Content starts

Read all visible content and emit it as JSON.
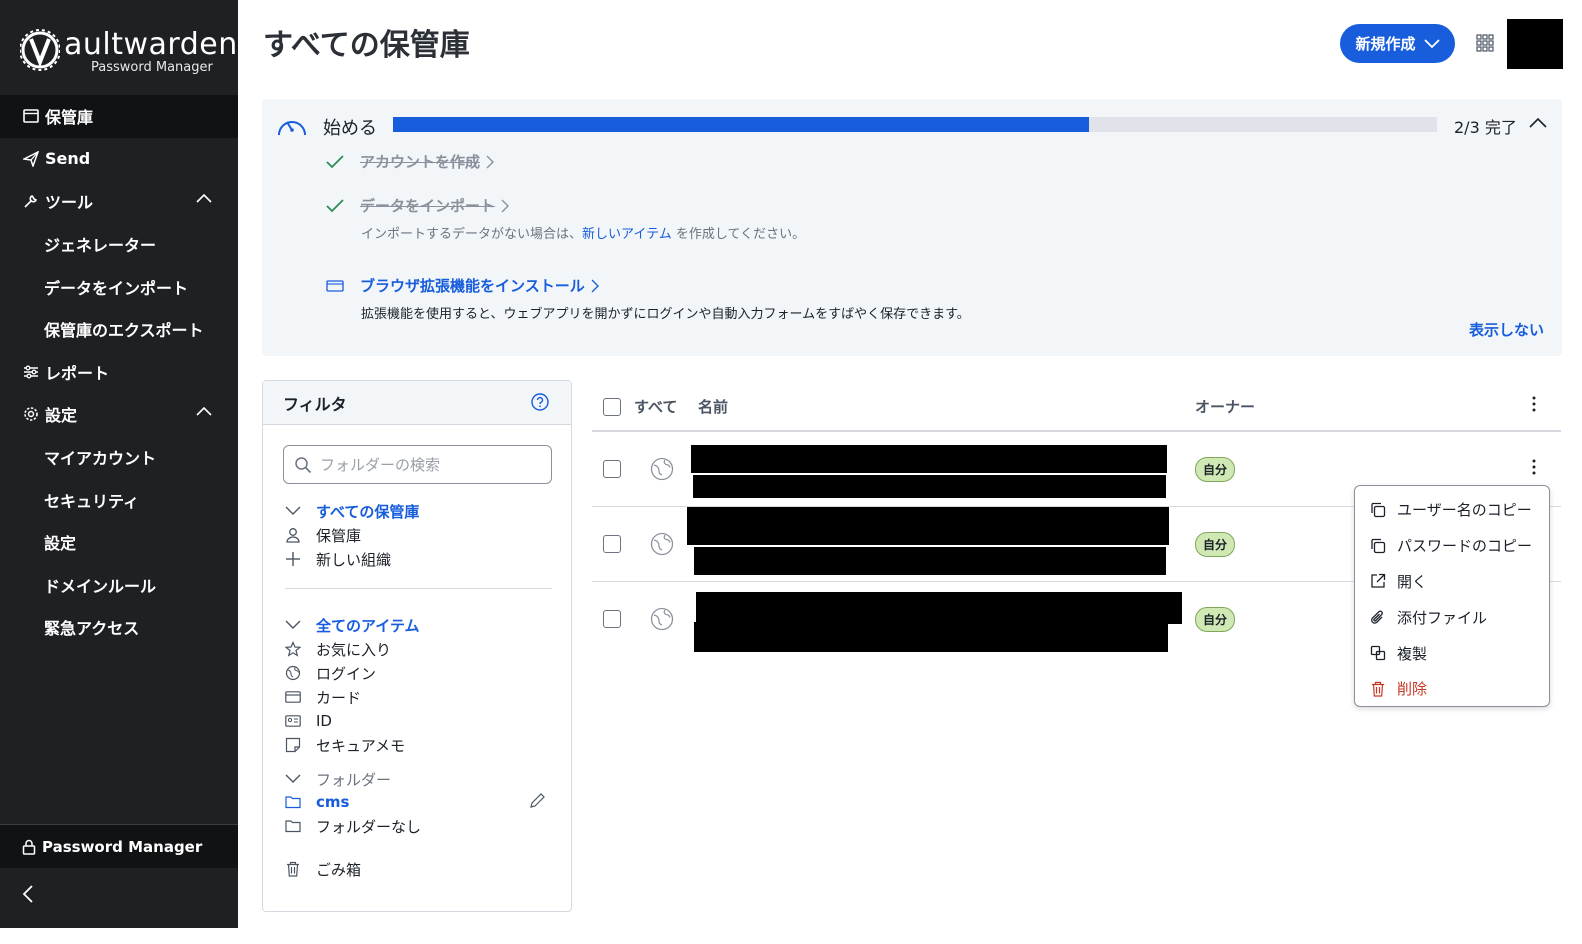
{
  "sidebar": {
    "brand_name": "aultwarden",
    "brand_sub": "Password Manager",
    "items": [
      {
        "label": "保管庫"
      },
      {
        "label": "Send"
      },
      {
        "label": "ツール"
      },
      {
        "label": "ジェネレーター"
      },
      {
        "label": "データをインポート"
      },
      {
        "label": "保管庫のエクスポート"
      },
      {
        "label": "レポート"
      },
      {
        "label": "設定"
      },
      {
        "label": "マイアカウント"
      },
      {
        "label": "セキュリティ"
      },
      {
        "label": "設定"
      },
      {
        "label": "ドメインルール"
      },
      {
        "label": "緊急アクセス"
      }
    ],
    "footer_label": "Password Manager"
  },
  "header": {
    "title": "すべての保管庫",
    "new_button": "新規作成"
  },
  "onboarding": {
    "title": "始める",
    "progress_fraction": 0.667,
    "progress_text": "2/3 完了",
    "tasks": [
      {
        "label": "アカウントを作成",
        "done": true
      },
      {
        "label": "データをインポート",
        "done": true
      },
      {
        "label": "ブラウザ拡張機能をインストール",
        "done": false
      }
    ],
    "import_note_prefix": "インポートするデータがない場合は、",
    "import_note_link": "新しいアイテム",
    "import_note_suffix": " を作成してください。",
    "extension_note": "拡張機能を使用すると、ウェブアプリを開かずにログインや自動入力フォームをすばやく保存できます。",
    "dismiss": "表示しない"
  },
  "filter": {
    "title": "フィルタ",
    "search_placeholder": "フォルダーの検索",
    "vaults_header": "すべての保管庫",
    "vault_items": [
      "保管庫",
      "新しい組織"
    ],
    "types_header": "全てのアイテム",
    "type_items": [
      "お気に入り",
      "ログイン",
      "カード",
      "ID",
      "セキュアメモ"
    ],
    "folders_header": "フォルダー",
    "folder_items": [
      "cms",
      "フォルダーなし"
    ],
    "trash": "ごみ箱"
  },
  "table": {
    "col_all": "すべて",
    "col_name": "名前",
    "col_owner": "オーナー",
    "rows": [
      {
        "owner": "自分"
      },
      {
        "owner": "自分"
      },
      {
        "owner": "自分"
      }
    ]
  },
  "context_menu": {
    "items": [
      {
        "label": "ユーザー名のコピー",
        "icon": "copy-icon"
      },
      {
        "label": "パスワードのコピー",
        "icon": "copy-icon"
      },
      {
        "label": "開く",
        "icon": "external-link-icon"
      },
      {
        "label": "添付ファイル",
        "icon": "paperclip-icon"
      },
      {
        "label": "複製",
        "icon": "clone-icon"
      },
      {
        "label": "削除",
        "icon": "trash-icon"
      }
    ]
  },
  "colors": {
    "primary": "#175ddc",
    "sidebar_bg": "#1e2024",
    "danger": "#c83522",
    "badge_bg": "#cfe8b4"
  }
}
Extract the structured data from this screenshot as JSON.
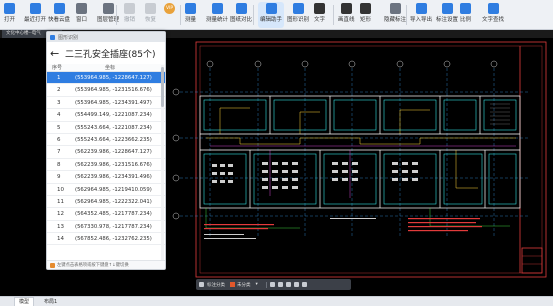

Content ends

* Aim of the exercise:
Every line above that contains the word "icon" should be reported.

* Result of the task:
        "icon": "copy-icon"
        "icon": "copy-icon"
        "icon": "external-link-icon"
        "icon": "paperclip-icon"
        "icon": "clone-icon"
        "icon": "trash-icon"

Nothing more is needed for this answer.